[ACTION ITEM] Reading down the listing below, count the lines where the word "Marketplace" shows up, then give only that count.

[LISTED RECORDS]
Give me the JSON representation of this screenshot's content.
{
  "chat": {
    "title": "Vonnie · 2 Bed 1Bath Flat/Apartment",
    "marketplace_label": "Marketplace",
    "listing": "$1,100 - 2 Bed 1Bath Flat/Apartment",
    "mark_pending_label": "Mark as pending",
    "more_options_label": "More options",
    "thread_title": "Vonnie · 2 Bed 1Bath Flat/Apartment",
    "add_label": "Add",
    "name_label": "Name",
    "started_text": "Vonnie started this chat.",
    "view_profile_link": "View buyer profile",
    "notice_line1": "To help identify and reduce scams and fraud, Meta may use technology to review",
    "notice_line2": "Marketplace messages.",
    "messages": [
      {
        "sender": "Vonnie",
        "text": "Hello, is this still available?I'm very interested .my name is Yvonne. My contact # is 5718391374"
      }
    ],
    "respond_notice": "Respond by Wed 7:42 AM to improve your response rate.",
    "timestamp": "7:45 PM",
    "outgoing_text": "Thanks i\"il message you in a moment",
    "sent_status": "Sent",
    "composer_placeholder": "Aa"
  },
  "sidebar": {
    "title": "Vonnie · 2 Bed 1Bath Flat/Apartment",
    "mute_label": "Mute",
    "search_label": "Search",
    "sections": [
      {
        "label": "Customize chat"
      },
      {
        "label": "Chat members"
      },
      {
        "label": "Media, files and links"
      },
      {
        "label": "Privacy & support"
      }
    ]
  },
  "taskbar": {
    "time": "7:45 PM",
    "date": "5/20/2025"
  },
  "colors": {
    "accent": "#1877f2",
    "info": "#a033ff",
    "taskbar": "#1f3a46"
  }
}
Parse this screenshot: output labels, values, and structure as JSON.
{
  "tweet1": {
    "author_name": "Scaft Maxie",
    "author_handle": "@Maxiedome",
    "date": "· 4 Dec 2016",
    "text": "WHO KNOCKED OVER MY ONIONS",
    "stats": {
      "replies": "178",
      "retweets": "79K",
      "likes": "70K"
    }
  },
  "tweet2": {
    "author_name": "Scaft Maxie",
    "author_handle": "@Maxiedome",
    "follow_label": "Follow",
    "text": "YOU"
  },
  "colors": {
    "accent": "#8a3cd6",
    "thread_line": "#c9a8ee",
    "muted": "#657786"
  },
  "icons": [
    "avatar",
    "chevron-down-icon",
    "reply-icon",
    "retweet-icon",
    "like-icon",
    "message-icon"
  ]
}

[ANSWER TO THE EXERCISE] 2